6 magical Burma festivals
To really appreciate the culture, traditions and lifestyle of Burma, you should attend one of the local festivals. While there is pretty much something on in every calendar month around the country there are some big festivals you shouldn’t miss that involve water throwing, elephant dancing and one-legged rowing. For all the highlights read on.
The Burmese New Year Water Festival is somewhat similar to Thailand’s Songkran. Thingyan usually falls about mid-April and takes place over four to five days.
As the name suggests, it involves water throwing, dousing, merriment and mayhem — perfect when the mercury is soaring at this time of year.
Taungyyi balloon festival
The Taungyyi balloon festival is held in the town of the same name near the world famous tourist destination of Inle Lake.
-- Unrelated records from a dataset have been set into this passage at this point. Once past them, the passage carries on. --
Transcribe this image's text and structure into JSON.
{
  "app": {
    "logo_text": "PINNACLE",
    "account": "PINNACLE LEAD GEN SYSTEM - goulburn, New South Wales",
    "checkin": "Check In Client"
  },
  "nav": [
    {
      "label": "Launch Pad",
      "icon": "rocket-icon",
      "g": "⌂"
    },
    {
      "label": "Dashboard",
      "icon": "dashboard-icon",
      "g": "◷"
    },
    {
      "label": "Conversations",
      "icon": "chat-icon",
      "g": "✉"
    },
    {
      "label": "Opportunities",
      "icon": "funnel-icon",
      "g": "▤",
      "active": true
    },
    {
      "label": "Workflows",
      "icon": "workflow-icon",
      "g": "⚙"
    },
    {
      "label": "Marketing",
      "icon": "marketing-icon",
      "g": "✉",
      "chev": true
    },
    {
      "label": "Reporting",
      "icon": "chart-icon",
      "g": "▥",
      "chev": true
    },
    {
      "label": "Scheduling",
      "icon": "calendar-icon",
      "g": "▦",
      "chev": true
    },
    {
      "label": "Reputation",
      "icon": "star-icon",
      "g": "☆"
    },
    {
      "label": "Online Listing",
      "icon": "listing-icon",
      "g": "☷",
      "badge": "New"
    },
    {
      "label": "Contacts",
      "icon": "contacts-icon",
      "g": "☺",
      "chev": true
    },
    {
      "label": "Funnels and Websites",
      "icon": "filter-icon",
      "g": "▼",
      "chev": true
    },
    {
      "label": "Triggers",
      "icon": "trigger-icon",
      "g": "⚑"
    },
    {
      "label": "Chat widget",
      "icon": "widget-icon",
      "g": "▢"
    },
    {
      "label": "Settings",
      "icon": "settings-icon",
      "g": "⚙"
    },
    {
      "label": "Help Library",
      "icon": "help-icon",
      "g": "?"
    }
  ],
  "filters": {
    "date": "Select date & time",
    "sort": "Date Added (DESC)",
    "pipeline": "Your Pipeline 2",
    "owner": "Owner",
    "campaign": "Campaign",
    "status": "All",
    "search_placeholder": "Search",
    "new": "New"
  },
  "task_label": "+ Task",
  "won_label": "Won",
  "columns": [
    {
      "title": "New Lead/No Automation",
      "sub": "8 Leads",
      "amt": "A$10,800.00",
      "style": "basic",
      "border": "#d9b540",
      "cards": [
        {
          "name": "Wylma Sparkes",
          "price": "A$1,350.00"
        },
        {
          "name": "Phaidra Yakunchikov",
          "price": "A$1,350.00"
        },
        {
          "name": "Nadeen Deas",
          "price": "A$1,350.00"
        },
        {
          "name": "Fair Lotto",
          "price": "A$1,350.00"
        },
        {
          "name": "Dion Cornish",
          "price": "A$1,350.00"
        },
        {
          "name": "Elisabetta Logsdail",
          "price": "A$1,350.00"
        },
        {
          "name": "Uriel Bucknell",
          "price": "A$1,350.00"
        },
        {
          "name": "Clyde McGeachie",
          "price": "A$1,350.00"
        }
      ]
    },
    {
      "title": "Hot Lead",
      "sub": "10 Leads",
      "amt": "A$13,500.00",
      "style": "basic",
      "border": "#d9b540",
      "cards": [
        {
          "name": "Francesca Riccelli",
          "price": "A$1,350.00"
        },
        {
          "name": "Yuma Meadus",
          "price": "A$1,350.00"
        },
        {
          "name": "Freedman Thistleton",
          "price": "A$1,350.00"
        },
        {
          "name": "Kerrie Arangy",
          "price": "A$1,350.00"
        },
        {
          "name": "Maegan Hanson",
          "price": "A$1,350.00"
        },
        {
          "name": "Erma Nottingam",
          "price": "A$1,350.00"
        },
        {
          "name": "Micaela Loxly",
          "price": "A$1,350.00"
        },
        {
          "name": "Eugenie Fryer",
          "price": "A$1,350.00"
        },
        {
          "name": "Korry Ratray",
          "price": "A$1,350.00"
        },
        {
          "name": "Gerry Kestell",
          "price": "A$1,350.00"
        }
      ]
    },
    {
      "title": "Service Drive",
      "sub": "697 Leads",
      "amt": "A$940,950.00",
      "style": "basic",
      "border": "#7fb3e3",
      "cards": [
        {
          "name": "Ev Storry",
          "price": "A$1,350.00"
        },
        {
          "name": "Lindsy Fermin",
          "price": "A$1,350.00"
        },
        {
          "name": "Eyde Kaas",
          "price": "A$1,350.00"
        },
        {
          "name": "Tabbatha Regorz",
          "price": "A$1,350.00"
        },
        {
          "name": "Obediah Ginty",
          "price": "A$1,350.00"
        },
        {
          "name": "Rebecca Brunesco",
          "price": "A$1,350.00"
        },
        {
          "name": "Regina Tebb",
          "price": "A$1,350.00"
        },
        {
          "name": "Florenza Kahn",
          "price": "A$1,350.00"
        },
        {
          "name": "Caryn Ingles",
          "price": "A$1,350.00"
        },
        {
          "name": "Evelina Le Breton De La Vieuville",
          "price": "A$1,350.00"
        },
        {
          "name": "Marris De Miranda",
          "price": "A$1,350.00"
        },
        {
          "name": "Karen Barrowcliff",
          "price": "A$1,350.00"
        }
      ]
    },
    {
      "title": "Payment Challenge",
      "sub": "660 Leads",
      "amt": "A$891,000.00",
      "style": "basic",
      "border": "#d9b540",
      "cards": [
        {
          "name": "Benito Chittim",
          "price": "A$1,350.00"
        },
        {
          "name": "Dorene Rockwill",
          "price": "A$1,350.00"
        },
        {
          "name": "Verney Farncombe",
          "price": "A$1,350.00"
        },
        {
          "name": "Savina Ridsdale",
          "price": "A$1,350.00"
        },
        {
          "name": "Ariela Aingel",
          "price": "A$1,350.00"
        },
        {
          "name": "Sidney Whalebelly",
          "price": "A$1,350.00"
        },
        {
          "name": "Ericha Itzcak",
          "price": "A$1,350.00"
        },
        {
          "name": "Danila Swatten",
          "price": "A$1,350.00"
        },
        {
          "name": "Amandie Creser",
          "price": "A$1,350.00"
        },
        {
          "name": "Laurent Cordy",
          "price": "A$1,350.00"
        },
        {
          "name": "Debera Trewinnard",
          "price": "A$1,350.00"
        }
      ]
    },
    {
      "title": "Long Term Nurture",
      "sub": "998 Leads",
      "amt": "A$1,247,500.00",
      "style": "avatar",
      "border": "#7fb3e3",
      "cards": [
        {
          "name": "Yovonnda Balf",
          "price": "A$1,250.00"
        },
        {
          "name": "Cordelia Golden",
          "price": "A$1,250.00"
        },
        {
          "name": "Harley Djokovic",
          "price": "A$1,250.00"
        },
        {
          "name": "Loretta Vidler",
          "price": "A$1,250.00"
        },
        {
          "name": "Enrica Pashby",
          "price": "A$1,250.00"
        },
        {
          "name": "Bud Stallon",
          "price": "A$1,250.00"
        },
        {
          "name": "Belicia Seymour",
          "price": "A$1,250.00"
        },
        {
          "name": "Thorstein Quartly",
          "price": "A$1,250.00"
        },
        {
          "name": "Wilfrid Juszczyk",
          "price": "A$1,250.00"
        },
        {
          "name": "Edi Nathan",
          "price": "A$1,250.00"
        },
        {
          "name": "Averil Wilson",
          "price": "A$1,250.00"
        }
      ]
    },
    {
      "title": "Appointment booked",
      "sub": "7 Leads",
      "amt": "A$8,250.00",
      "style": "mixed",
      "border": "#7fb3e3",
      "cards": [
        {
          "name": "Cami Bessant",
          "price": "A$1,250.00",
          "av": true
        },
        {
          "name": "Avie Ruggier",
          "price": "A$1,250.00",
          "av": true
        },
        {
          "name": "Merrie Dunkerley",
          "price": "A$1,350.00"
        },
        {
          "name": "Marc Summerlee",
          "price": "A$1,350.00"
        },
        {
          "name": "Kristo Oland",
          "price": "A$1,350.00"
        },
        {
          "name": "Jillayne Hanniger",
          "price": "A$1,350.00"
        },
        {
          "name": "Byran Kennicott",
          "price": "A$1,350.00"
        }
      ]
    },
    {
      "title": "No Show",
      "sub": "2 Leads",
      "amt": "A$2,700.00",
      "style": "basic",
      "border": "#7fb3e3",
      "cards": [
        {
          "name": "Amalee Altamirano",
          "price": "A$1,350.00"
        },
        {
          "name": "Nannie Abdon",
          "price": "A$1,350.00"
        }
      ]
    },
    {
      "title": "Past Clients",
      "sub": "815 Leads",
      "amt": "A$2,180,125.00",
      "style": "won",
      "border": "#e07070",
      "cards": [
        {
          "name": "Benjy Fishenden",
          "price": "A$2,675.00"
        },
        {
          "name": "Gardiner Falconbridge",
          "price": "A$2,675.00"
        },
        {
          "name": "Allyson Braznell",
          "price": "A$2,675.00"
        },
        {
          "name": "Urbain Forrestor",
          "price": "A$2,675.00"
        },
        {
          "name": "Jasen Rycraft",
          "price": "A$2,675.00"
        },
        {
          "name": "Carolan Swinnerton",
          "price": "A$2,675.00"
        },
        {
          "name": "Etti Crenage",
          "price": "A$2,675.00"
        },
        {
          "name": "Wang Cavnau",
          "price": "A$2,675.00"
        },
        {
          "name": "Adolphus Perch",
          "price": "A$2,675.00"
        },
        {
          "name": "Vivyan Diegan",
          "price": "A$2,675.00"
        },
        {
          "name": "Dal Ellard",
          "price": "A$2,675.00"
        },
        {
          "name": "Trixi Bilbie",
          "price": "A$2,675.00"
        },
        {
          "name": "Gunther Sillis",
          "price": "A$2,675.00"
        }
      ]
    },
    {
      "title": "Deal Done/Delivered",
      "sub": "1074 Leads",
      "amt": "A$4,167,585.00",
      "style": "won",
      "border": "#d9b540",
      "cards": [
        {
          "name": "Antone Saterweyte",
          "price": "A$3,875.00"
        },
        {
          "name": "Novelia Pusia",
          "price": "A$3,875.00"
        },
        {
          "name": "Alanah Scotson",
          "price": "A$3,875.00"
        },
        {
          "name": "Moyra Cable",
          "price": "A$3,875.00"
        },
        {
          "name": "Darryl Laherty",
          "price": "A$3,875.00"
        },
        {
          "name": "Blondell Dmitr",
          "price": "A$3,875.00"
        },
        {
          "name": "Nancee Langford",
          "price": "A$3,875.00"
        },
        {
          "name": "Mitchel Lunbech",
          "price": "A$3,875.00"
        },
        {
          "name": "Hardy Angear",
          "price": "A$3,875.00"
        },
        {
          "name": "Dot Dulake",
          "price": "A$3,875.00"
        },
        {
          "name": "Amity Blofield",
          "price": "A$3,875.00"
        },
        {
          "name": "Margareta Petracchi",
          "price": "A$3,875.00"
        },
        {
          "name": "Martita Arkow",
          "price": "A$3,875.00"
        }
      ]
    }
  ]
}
The annual festival takes place for five days culminating on November 21 and involves huge hot air balloons of some 15-20 feet in height that are shaped like animals or mythical creatures. These are colourfully decorated and when night falls they are released into the air until the firecrackers inside are lit and they explode in colour and sound.
The Mahamuni Ceremony is celebrated in Mandalay in the second week of February on the 14th and 15th waxing days of the moon. For the ceremony, monks gather to chant and there is also singing, dancing, theatre and even a glutinous rice contest.
Robe Weaving Contest
Think you have what it takes to beat the sewing teams of Burma? This festival might make you think twice. It is held across the country in major cities on November 7.
On this day teams of women compete against each other to be recognised as the best robe weavers. The competitions are held on the platforms of the pagodas. When they are finished, the robes are offered to images of Lord Buddha.
Elephant Dance Ceremony
Held near Kyaukse, near Mandalay, the annual elephant dance ceremony is understandably popular.
While there might not be real elephants dancing — men take their places inside huge elephant figures made from bamboo and paper — the precise rhythm and timing required to get the figures to twirl, dance and act in unison are truly amazing. It’s well worth traveling to see this festival, usually held around October 9 and 10.
Phaung Daw U Pagoda Festival
This festival runs for a full 18 days on the beautiful Inle Lake in Shan State and ends on October 27. During the festivities Buddhist images are placed in decorated royal barges and ceremoniously taken clockwise around the lake. One leg rowing boat races are held during the festival.